Miles validity: The period after which miles are earned that they remain valid and usable for awards. Some airlines have an expiration date pegged to the original earning date of the miles (i.e. 18 months after the miles are accrued), while others allow the miles to remain valid as long as your account is active.
Non-alliance:: Airlines that do non participate in the three major alliances are regarded as non-alliance. When alliance airlines partner with airlines outside of their alliance, these are non-alliance partners.
Off-peak: Awards offered at a discounted price during periods with less travel congestion.
Partner airline: An airline which allows connecting flights, or codeshares, is a partner airline, but partner airlines also often include alliance partners with reciprocal award earning and redemptions.

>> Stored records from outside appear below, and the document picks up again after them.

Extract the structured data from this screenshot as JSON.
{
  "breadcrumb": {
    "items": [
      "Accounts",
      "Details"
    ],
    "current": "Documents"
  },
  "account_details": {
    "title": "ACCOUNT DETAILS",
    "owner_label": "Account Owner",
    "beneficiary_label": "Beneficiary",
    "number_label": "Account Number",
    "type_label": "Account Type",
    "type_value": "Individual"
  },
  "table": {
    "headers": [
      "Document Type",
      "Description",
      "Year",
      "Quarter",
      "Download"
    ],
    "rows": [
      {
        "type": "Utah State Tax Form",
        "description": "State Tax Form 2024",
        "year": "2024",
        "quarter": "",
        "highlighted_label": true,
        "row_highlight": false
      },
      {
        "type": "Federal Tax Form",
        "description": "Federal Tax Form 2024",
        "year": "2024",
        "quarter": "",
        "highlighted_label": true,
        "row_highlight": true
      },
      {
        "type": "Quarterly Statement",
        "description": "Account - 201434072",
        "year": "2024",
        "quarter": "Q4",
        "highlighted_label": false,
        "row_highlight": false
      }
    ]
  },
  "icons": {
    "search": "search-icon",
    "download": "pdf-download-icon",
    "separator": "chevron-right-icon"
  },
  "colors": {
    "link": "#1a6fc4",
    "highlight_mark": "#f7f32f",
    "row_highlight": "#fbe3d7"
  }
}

Partner award chart: When an airline has one award chart for awards on its own flights and another award chart governing the use of its miles on other airlines available for redemptions.
Point: A currency used by credit cards and some airlines in the place of miles. Points can be redeemed for flights and upgrades in the same way as miles.
Reciprocal earning: When an airline allows you to fly a different airline and still earn miles in the frequent flyer program of the first airline.
Revenue miles: Revenue miles are miles flown on a cash ticket rather than an award ticket. These miles are eligible for earning both airline miles and status-qualifying miles.
Revenue-based loyalty program: A frequent flyer program that does not award miles or points based on the number of miles a member travels, but rather the amount of money they spend on their cash tickets.
Round-the-world: A special type of ticket and award pricing that is not based on the destinations visited but the total number of miles traveled that includes a preset number of flights and stopovers.
Short-haul: An international flight that is similar in length to a U.S. domestic flight. These typically only arise in regions with many smaller countries close together, such as Southeast Asia and Western Europe, though a flight between the Northeastern U.S. and Montreal or Toronto, or a flight between the Southeastern U.S. and the Caribbean would also qualify.
Status-qualifying miles: Miles flown, or occasionally miles earned through credit card purchases, that count toward annual elite status qualification requirements.
Status bonus: A percentage increase bestowed upon elite status holders on all miles earning through flying.
Zone-based: An itinerary or award chart price tied to the parts of the world the award travels to and from. For instance an award between North American and the Caribbean would incur a different price than an award between North American and South America, even if both itineraries covered the same number of miles.